* _What to do_: Return every line from the records below that has the word "Presupuesto".

(Data provided begins)

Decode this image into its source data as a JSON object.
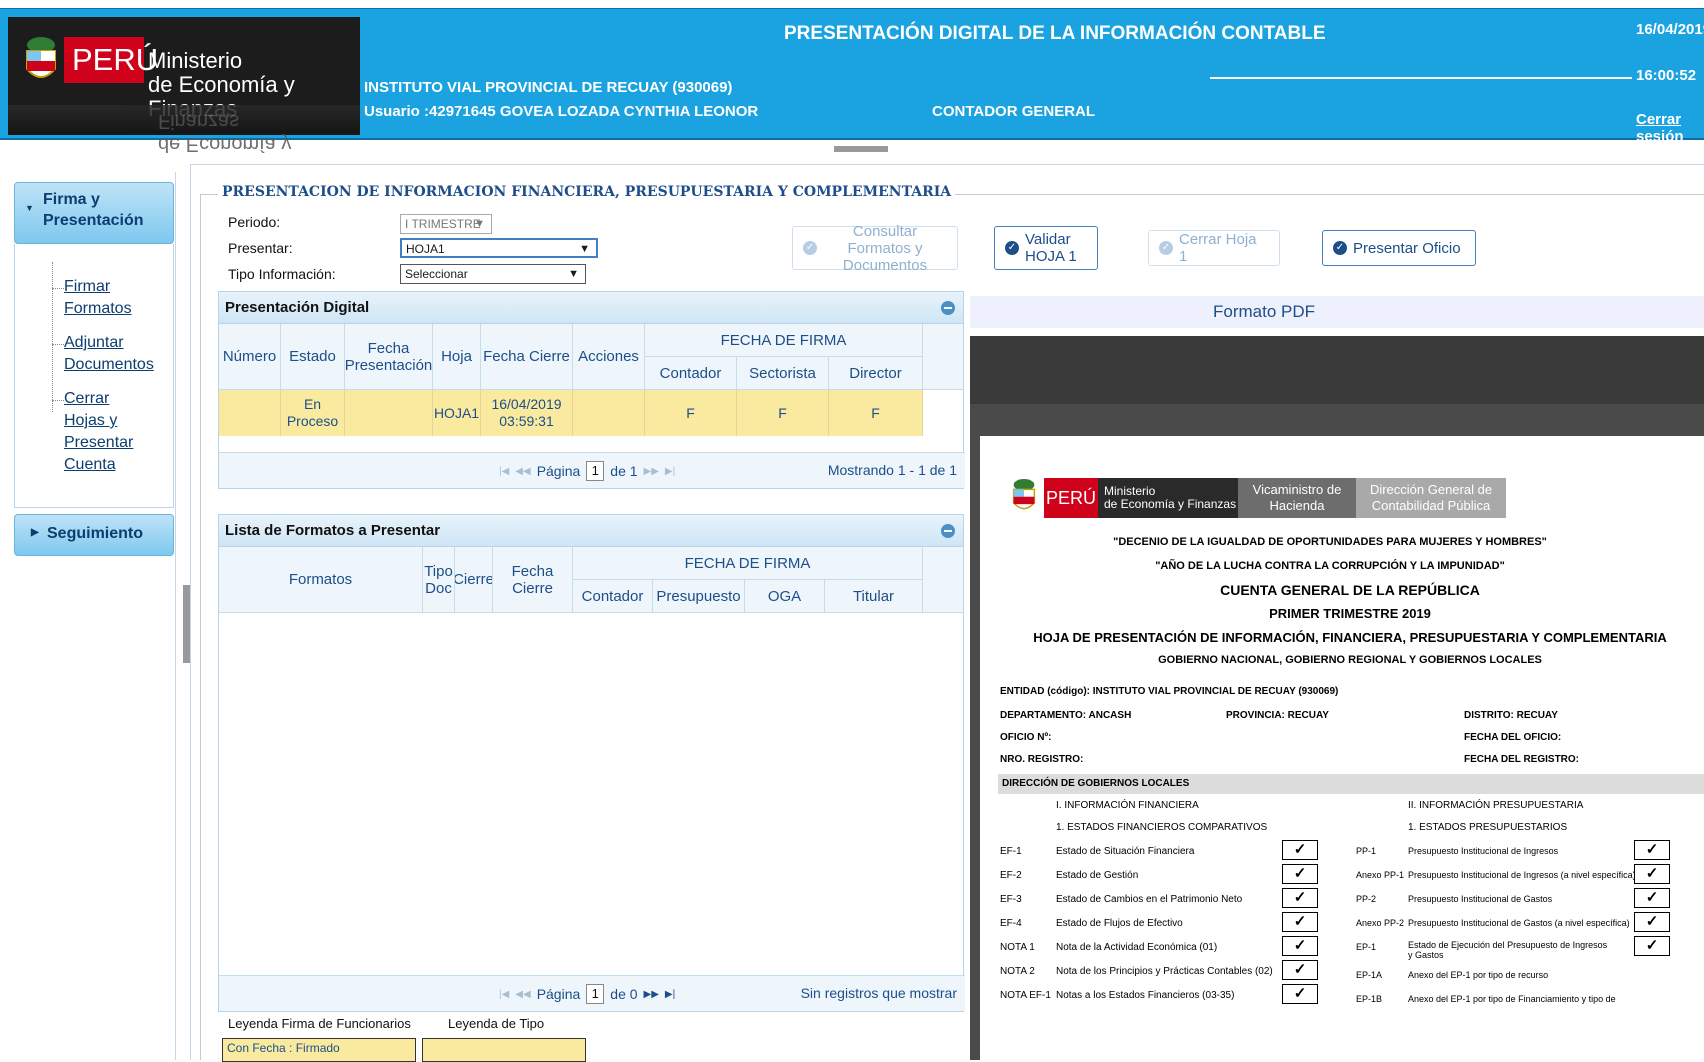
{
  "header": {
    "logo_country": "PERÚ",
    "logo_ministry_line1": "Ministerio",
    "logo_ministry_line2": "de Economía y Finanzas",
    "title": "PRESENTACIÓN DIGITAL DE LA INFORMACIÓN CONTABLE",
    "entity": "INSTITUTO VIAL PROVINCIAL DE RECUAY (930069)",
    "user": "Usuario :42971645 GOVEA LOZADA CYNTHIA LEONOR",
    "role": "CONTADOR GENERAL",
    "date": "16/04/2019",
    "time": "16:00:52",
    "logout": "Cerrar sesión"
  },
  "sidebar": {
    "section1": "Firma y\nPresentación",
    "items": [
      {
        "label": "Firmar Formatos"
      },
      {
        "label": "Adjuntar Documentos"
      },
      {
        "label": "Cerrar Hojas y Presentar Cuenta"
      }
    ],
    "section2": "Seguimiento"
  },
  "form": {
    "legend": "PRESENTACION DE INFORMACION FINANCIERA, PRESUPUESTARIA Y COMPLEMENTARIA",
    "periodo_label": "Periodo:",
    "periodo_value": "I TRIMESTRE",
    "presentar_label": "Presentar:",
    "presentar_value": "HOJA1",
    "tipo_label": "Tipo Información:",
    "tipo_value": "Seleccionar"
  },
  "buttons": {
    "consultar": "Consultar Formatos y Documentos",
    "validar": "Validar HOJA 1",
    "cerrar_hoja": "Cerrar Hoja 1",
    "presentar_oficio": "Presentar Oficio"
  },
  "presentacion": {
    "title": "Presentación Digital",
    "headers": [
      "Número",
      "Estado",
      "Fecha Presentación",
      "Hoja",
      "Fecha Cierre",
      "Acciones"
    ],
    "firma_group": "FECHA DE FIRMA",
    "firma_headers": [
      "Contador",
      "Sectorista",
      "Director"
    ],
    "row": {
      "numero": "",
      "estado": "En Proceso",
      "fecha_presentacion": "",
      "hoja": "HOJA1",
      "fecha_cierre": "16/04/2019 03:59:31",
      "acciones": "",
      "contador": "F",
      "sectorista": "F",
      "director": "F"
    },
    "pager_label": "Página",
    "page": "1",
    "of": "de 1",
    "msg": "Mostrando 1 - 1 de 1"
  },
  "formatos": {
    "title": "Lista de Formatos a Presentar",
    "headers": [
      "Formatos",
      "Tipo Doc",
      "Cierre",
      "Fecha Cierre"
    ],
    "firma_group": "FECHA DE FIRMA",
    "firma_headers": [
      "Contador",
      "Presupuesto",
      "OGA",
      "Titular"
    ],
    "pager_label": "Página",
    "page": "1",
    "of": "de 0",
    "msg": "Sin registros que mostrar"
  },
  "leyenda": {
    "firma_title": "Leyenda Firma de Funcionarios",
    "tipo_title": "Leyenda de Tipo",
    "firma_item": "Con Fecha : Firmado"
  },
  "pdf": {
    "title": "Formato PDF",
    "logo_country": "PERÚ",
    "logo_min1": "Ministerio",
    "logo_min2": "de Economía y Finanzas",
    "vice1": "Vicaministro de",
    "vice2": "Hacienda",
    "dg1": "Dirección General de",
    "dg2": "Contabilidad Pública",
    "decenio": "\"DECENIO DE LA IGUALDAD DE OPORTUNIDADES PARA MUJERES Y HOMBRES\"",
    "anio": "\"AÑO DE LA LUCHA CONTRA LA CORRUPCIÓN Y LA IMPUNIDAD\"",
    "cuenta": "CUENTA GENERAL DE LA REPÚBLICA",
    "trimestre": "PRIMER TRIMESTRE 2019",
    "hoja": "HOJA DE PRESENTACIÓN DE INFORMACIÓN, FINANCIERA, PRESUPUESTARIA Y COMPLEMENTARIA",
    "gobierno": "GOBIERNO NACIONAL, GOBIERNO REGIONAL Y GOBIERNOS LOCALES",
    "entidad": "ENTIDAD (código):   INSTITUTO VIAL PROVINCIAL DE RECUAY (930069)",
    "departamento": "DEPARTAMENTO:  ANCASH",
    "provincia": "PROVINCIA:  RECUAY",
    "distrito": "DISTRITO:   RECUAY",
    "oficio": "OFICIO Nº:",
    "fecha_oficio": "FECHA DEL OFICIO:",
    "registro": "NRO. REGISTRO:",
    "fecha_registro": "FECHA DEL REGISTRO:",
    "direccion": "DIRECCIÓN DE GOBIERNOS LOCALES",
    "info_fin": "I. INFORMACIÓN FINANCIERA",
    "info_pres": "II. INFORMACIÓN PRESUPUESTARIA",
    "estados_fin": "1. ESTADOS FINANCIEROS COMPARATIVOS",
    "estados_pres": "1. ESTADOS PRESUPUESTARIOS",
    "left_rows": [
      {
        "code": "EF-1",
        "name": "Estado de Situación Financiera"
      },
      {
        "code": "EF-2",
        "name": "Estado de Gestión"
      },
      {
        "code": "EF-3",
        "name": "Estado de Cambios en el Patrimonio Neto"
      },
      {
        "code": "EF-4",
        "name": "Estado de Flujos de Efectivo"
      },
      {
        "code": "NOTA 1",
        "name": "Nota de la Actividad Económica (01)"
      },
      {
        "code": "NOTA 2",
        "name": "Nota de los Principios y Prácticas Contables (02)"
      },
      {
        "code": "NOTA EF-1",
        "name": "Notas a los Estados Financieros (03-35)"
      }
    ],
    "right_rows": [
      {
        "code": "PP-1",
        "name": "Presupuesto Institucional de Ingresos"
      },
      {
        "code": "Anexo PP-1",
        "name": "Presupuesto Institucional de Ingresos (a nivel específica)"
      },
      {
        "code": "PP-2",
        "name": "Presupuesto Institucional de Gastos"
      },
      {
        "code": "Anexo PP-2",
        "name": "Presupuesto Institucional de Gastos (a nivel específica)"
      },
      {
        "code": "EP-1",
        "name": "Estado de Ejecución del Presupuesto de Ingresos y Gastos"
      },
      {
        "code": "EP-1A",
        "name": "Anexo del EP-1 por tipo de recurso"
      },
      {
        "code": "EP-1B",
        "name": "Anexo del EP-1 por tipo de Financiamiento y tipo de"
      }
    ],
    "check": "✓"
  }
}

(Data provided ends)

* _Response below_:
      "Presupuesto",
        "name": "Presupuesto Institucional de Ingresos"
        "name": "Presupuesto Institucional de Ingresos (a nivel específica)"
        "name": "Presupuesto Institucional de Gastos"
        "name": "Presupuesto Institucional de Gastos (a nivel específica)"
        "name": "Estado de Ejecución del Presupuesto de Ingresos y Gastos"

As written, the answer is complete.